No discussion of literature applications would be complete without a look at Shakespeare apps. One of the most popular is Shakespeare (or Shakespeare Pro) by Readdle. When I was an undergraduate (many years ago), courses in Shakespeare required me to carry around a 1000 page hardcover book. I still have the book, but today with the Shakespeare application, a student can access the complete works of Shakespeare (41 plays, 154 sonnets and 6 poems, including doubtful works); biographical information, a searchable concordance (search individual plays or sonnets, or the complete works); detailed scene breakdowns with overviews of scenes within each play, and their locations and the characters in each; a gallery of Shakespeare portraits; line numbers; a glossary; and a random quote generator—all on devices that weigh mere ounces and will do searches much more quickly and extensively than could be done before. One reviewer noted that the lack of footnotes in the Shakespeare version was a problem for him, that feature is included in the Pro version. (Michaels, 2010) An added advantage for some is that the basic Shakespeare application is free to download while Shakespeare Pro is $9.99. (Apple, 2011)

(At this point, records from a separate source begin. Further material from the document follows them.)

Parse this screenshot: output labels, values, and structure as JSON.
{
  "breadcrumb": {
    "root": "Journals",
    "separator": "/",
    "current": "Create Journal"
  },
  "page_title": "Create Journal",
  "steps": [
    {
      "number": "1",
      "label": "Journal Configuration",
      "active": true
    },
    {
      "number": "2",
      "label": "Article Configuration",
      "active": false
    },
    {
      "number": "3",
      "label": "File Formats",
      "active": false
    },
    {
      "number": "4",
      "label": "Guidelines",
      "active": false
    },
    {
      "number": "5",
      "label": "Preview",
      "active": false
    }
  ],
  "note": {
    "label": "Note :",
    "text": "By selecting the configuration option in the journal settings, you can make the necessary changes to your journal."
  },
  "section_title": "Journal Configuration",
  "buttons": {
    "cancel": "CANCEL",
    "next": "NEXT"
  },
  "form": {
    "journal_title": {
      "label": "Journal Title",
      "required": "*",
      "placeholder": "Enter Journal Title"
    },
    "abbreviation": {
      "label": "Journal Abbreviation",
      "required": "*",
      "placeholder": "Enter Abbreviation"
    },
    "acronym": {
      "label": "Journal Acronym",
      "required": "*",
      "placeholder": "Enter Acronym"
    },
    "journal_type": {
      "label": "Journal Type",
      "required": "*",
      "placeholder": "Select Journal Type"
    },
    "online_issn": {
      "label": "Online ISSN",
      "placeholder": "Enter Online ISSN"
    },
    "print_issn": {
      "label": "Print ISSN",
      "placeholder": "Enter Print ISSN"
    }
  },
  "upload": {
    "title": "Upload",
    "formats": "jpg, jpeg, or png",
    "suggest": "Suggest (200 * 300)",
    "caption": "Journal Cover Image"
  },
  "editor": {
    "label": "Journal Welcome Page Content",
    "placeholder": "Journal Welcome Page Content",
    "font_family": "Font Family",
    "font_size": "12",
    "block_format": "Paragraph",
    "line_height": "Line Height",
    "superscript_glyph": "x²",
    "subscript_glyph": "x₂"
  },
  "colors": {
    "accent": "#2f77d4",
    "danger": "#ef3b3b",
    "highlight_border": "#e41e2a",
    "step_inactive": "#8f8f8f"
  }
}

iPhone and iPad applications have changed many aspects of life for everyone with access to these devices. The educational uses are extensive, and applications such as the Jane Austen Collection, The Oxford English Dictionary for Literary Terms, Scarab, and Shakespeare have improved the ability of laypeople, students and educators to access resources with real substance, very quickly. While there are costs, sometimes prohibitive ones, associated with owning these devices and sometimes with the purchase of applications, the advantages are still tremendous: search capabilities, concordances, biographical information, access to new and old authors and their works, immediate access to definitions—all just a hand’s reach away.


BIBLIOGRAPHY
Apple. (2011). iPhone and iTouch: Apple. Retrieved October 14, 2011, from Apple: http://www.apple.com/education/ipodtouch-iphone/
Apple. (2011). itunes: Apple. Retrieved September 28, 2011, from Apple: http://itunes.apple.com/app/shakespeare/id285035416?mt=8
Apple. (2011). Lieterary Terms Oxford Dictionary: iTunes. Retrieved October 12, 2011, from iTunes: http://itunes.apple.com/us/app/literary-terms-oxford-dictionary/id307263698?mt=8
Appolicious. (n.d.). Developer's Notes for Scarab App: Appolicious. Retrieved October 12, 2011, from Appolicious: http://www.appolicious.com/omg/apps/86974-scarab-old-brick-press-llc/developer_notes
iPhone Themes. (2011). Jane Austen Collection: iPhone Themes. Retrieved October 12, 2011, from iPhone Themes: http://www.mbtheme.com/WebApp/Reference/201106/Jane-Austen-Collection--with-search-_83137-83137.html
Michaels, P. (2010, March). App World: Mac World. Retrieved October 12, 2011, from Mac World: http://www.macworld.com/appguide/article.html?article=147246
Pressman, A. (2010, May). Gravitational Pull. Retrieved October 14, 2011, from Gravitational Pull: http://gravitationalpull.net/wp/?p=1321
Salber, D. P. (2011, February 9). Retrieved October 21, 2011, from Opposing Views Web site: http://www.opposingviews.com/i/er-doctors-now-using-iphone-apps-for-research-and-diagnosis
Wired.com. (2009, September). Gadget Lab: Wired.com. Retrieved October 10, 2011, from Wired.com: http://www.wired.com/gadgetlab/2009/09/scarab-iphone-app/